# [Work item]
Narrow the data below down to the lines containing "Premium".

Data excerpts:
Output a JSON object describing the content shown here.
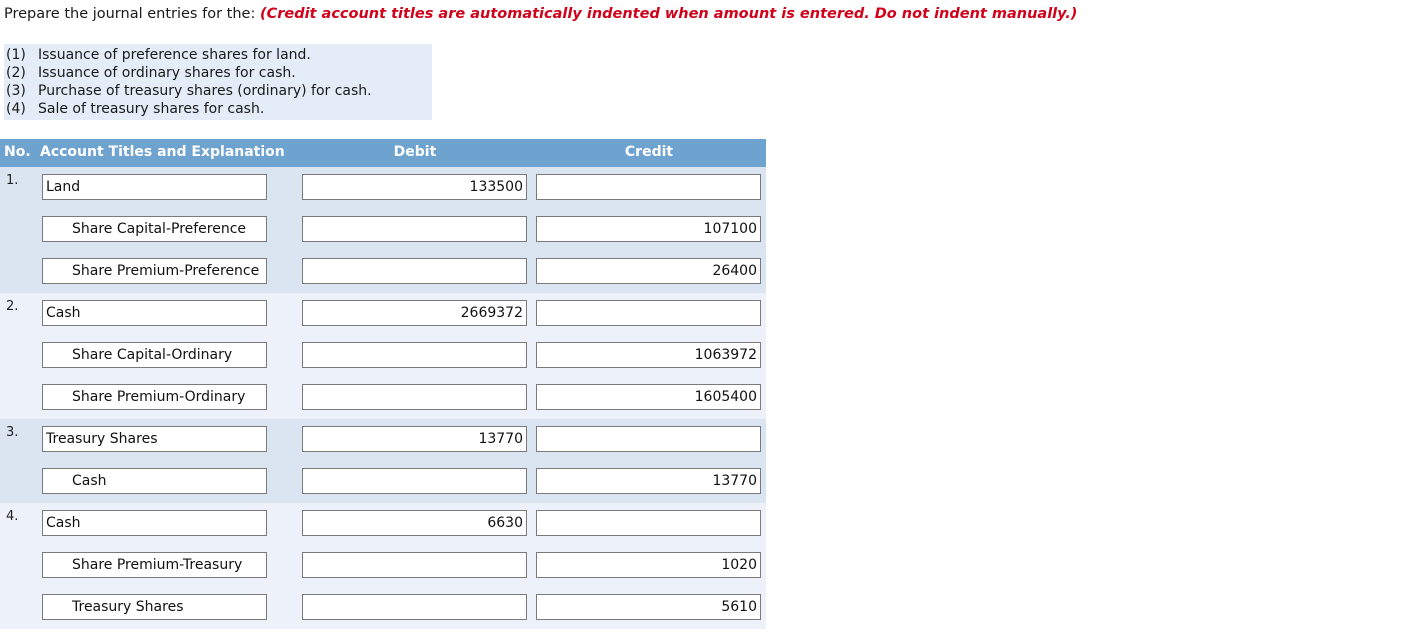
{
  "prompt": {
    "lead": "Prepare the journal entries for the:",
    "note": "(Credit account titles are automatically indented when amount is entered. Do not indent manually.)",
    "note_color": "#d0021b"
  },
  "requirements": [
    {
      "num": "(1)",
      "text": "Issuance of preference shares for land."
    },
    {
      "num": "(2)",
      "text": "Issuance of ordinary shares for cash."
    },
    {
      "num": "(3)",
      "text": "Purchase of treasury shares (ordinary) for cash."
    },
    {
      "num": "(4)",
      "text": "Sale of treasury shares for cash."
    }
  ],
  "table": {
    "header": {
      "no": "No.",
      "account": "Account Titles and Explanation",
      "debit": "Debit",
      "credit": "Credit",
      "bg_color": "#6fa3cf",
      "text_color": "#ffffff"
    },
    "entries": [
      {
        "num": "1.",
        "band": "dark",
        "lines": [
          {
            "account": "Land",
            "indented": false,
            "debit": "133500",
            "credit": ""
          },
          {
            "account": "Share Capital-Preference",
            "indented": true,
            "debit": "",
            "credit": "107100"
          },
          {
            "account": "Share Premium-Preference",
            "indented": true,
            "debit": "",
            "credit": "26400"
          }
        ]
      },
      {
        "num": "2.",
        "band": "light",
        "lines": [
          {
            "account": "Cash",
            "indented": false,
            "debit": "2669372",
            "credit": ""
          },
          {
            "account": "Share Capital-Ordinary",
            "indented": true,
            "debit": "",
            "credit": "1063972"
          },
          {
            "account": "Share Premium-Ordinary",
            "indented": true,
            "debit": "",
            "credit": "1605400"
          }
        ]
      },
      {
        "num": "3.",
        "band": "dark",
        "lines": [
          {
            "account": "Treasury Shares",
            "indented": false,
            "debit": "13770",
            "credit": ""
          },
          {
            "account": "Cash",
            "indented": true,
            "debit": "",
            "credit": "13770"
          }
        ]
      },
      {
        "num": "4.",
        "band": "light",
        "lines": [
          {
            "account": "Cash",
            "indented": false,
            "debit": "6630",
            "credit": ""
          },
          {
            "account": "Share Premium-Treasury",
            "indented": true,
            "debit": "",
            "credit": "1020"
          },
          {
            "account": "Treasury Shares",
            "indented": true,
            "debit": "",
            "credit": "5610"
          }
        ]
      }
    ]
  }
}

# [Output of the exercise]
            "account": "Share Premium-Preference",
            "account": "Share Premium-Ordinary",
            "account": "Share Premium-Treasury",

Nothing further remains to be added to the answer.